“He was mesmerizing,” Mel Korey, his first business partner, told the New Yorker in 2000. “There were secretaries who would take their lunch break at Woolworth’s to watch him because he was so good-looking.”
After dropping out of the University of Illinois after 18 months, Popeil worked the fair circuit. He claimed he cleared $1,000 a week, a fortune in the 1950s, and did it by talking 10 to 12 hours a day, almost nonstop.
When a friend told him that he could produce a commercial for about $500 at a Tampa, Florida, television station, Popeil made a two-minute spot in the mid-1950s for the Ronco Spray Gun, a high-pressure nozzle that was one of the few products he sold that he did not help create.
He bought whatever time he could find cheaply on local television stations and sales soared.
“TV made the way for me,” Popeil told Inc.com magazine in 2009. “It put me in the big world.”
A few years later, he starred in and filmed another commercial for the Chop-O-Matic — another product invented by his father.
The Chop-O-Matic was so successful that it led to the reimagined Veg-O-Matic, which was largely responsible for sales growing from $200,000 to $8.8 million in just four years, according to Popeil’s memoir. Yet he insisted his relationship with his father always remained strictly business.
The first contraption that Popeil created himself was the smokeless ashtray. After noticing the need to cover his own bald spot, he came up with a spray formula to cover thinning hair and baldness and named it GLH for “great looking hair.”
For some time, he and his father ran separate public companies that sold similar merchandise.

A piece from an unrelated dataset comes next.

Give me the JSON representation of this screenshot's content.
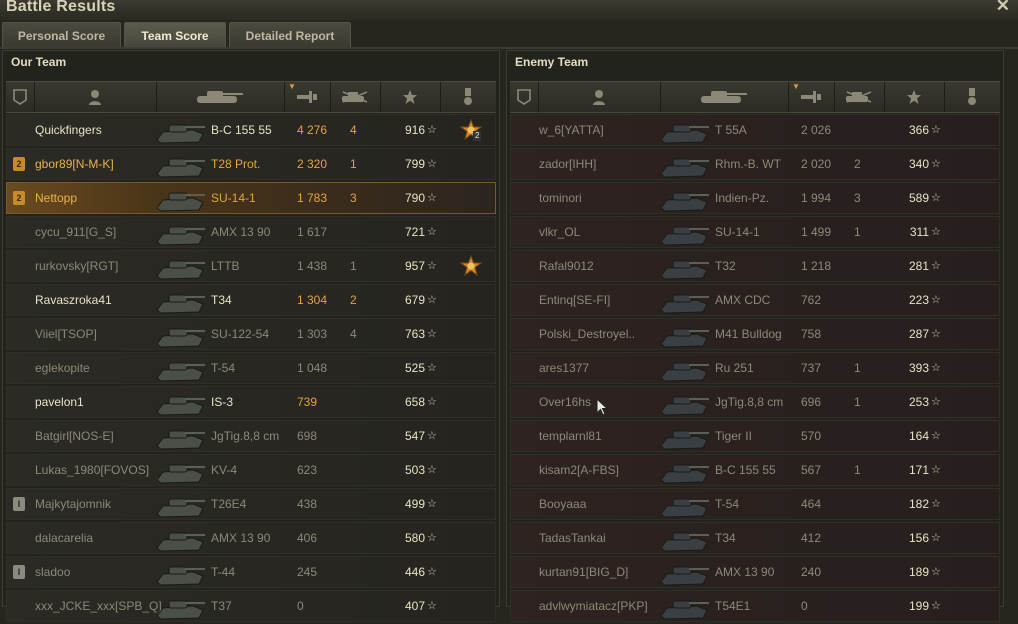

When his father died at 69 in 1984, his obituary in the Los Angeles Times noted that his second wife, Eloise, had been convicted of trying to have him murdered. After she served a 19-month sentence, the elder Popeil remarried her.